It wouldn't be a full version without all the apps. This version not only includes all those application, but also various plugins for further enjoyment. Located in our Networking menu is of course the most popular catagory of WWW. Under the WWW heading we find our web surfing tools. PCLOS 0.93a ships with Opera, Firefox, and Konqueror. The fonts are gorgeous in each and every one of them. Not only that, they are complete with those pesky plugins we love to hate. A necessity on today's web, we can't live without 'em, but we hate to install 'em. PCLOS does the work for us. They worked wonderfully as well. Java, flash, and video support were the main components tested here, and what a nice little touch they are. Sorry the video didn't show up in the screenshots, but it was playing complete with stereo surround sound here.
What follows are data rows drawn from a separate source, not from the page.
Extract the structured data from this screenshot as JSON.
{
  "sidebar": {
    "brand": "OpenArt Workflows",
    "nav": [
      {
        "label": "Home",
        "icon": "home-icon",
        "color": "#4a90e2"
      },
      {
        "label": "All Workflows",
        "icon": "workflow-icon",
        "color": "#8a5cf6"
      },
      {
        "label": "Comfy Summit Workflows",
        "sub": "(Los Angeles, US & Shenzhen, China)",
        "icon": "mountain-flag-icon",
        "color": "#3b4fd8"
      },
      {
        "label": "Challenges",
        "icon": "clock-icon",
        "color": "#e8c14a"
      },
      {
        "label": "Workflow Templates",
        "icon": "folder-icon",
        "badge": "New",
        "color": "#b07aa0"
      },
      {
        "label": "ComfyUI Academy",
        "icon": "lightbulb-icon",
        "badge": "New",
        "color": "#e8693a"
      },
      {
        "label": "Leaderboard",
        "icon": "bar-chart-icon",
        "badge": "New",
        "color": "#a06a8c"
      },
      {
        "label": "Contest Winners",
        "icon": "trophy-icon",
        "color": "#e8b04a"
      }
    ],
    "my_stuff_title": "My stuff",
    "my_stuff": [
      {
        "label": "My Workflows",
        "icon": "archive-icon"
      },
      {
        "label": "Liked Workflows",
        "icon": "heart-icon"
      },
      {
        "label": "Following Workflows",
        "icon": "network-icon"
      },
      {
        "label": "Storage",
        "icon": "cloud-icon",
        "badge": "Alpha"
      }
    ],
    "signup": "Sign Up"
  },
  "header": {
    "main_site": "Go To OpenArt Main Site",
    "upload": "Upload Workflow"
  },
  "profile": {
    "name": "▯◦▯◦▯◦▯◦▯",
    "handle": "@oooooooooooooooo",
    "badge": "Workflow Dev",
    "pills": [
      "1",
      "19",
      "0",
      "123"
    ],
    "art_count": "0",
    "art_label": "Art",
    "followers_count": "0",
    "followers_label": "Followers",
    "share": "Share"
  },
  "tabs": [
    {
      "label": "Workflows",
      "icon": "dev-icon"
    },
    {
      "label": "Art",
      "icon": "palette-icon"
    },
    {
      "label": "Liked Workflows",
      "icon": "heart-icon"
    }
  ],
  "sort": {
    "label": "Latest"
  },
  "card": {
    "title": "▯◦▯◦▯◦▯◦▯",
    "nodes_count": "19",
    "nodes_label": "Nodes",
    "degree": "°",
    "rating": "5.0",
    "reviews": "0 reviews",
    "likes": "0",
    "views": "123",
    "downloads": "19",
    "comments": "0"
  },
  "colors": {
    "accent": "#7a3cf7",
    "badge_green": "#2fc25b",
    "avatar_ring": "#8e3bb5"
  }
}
Speaking of video, there is another exciting development this release. To use Tex's own words, "The new mplayer now can play various MS media formats without the need for win32-codecs. This is a good step forward in being able to provide a good multimedia experience on Linux without having to resort to questionable codecs." And I found mplayer to work as good as it always did with the commonly downloaded video formats. From avis to bins to mpegs, I had no problems here.
Back by popular demand is the full suite of OpenOffice.org. PCLOS Big Daddy ships with the complete version 2.0.3. Is it just me, or does this thing seem to open faster than ever? My first OpenOffice.org app of oowriter opened in 2 or 3 seconds here and then the others opened almost instantaneously. ...And gorgeous gorgeous fonts! How does Tex do it? There are plenty of other office applications and lighter editors included as well.
Some of the other networking tools include irc chat clients, file transfer applications, remote access tools, instant messaging and mail and newgroup apps. These include KSirc, XChat, Frostwire, BitTorrent, Kopete, Thunderbird, gPodder and many others.
There are many applications for graphic and sound enjoyment, enhancement, manipulation as well. These include The Gimp, ShowFoto, Wink, GQview, xmms, Amarok, Audacity, soundKonverter, StreamTuner, and lots more. Don't forget, if what you desire is not in the menu, check the software repositories. I even saw Blender in the repo.
PCLOS ships with KDE 3.5.3 as its main desktop environment, but for those wishing a lighter desktop, Fluxbox is available as well. Tex adds the extra touch of including the same wallpaper in Fluxbox as we find in KDE, which is nice. Very few distros bother to dress up their secondary desktop at all. The menus are complete with entries for all the applications as well. This is a wonderful addition for us Fluxbox fans. Gnome and Xfce are available through synaptic from the software repositories.
Hardware detection and support is always top form in PCLOS. Every piece of hardware I had was detected and autoconfigured here (except that one tvcard that always needs a minor adjustment in any linux tested). My old webcam even worked to some extent here. The picture was a bit snowy, but this was the first life I'd seen out of it since before Mepis switched its code base. I don't have any exotic hardware or special needs (other than that tvcard), but if you need to do some configuring or adjusting, there are tools for that as well. There are plenty of tools for all manner of system configuration included in and out of the PCLinuxOS Control Center.
As in releases past, PCLinuxOS is a complete and wonderful system. It is beautiful and functional at install, but it also provides a means for anyone to customize PCLOS into their own nirvana. Between the KDE and PCLOS Control Centers and Synaptic, there isn't much one can envision that they can't do. This might be said for many distros to varying lesser degrees, but none make it easier. None make it more fun and enjoyable.
What's next for Team PCLOS? Tex says, "We'll provide updates to the existing code base but start on the new code base with updated glibc, gcc and work our way up."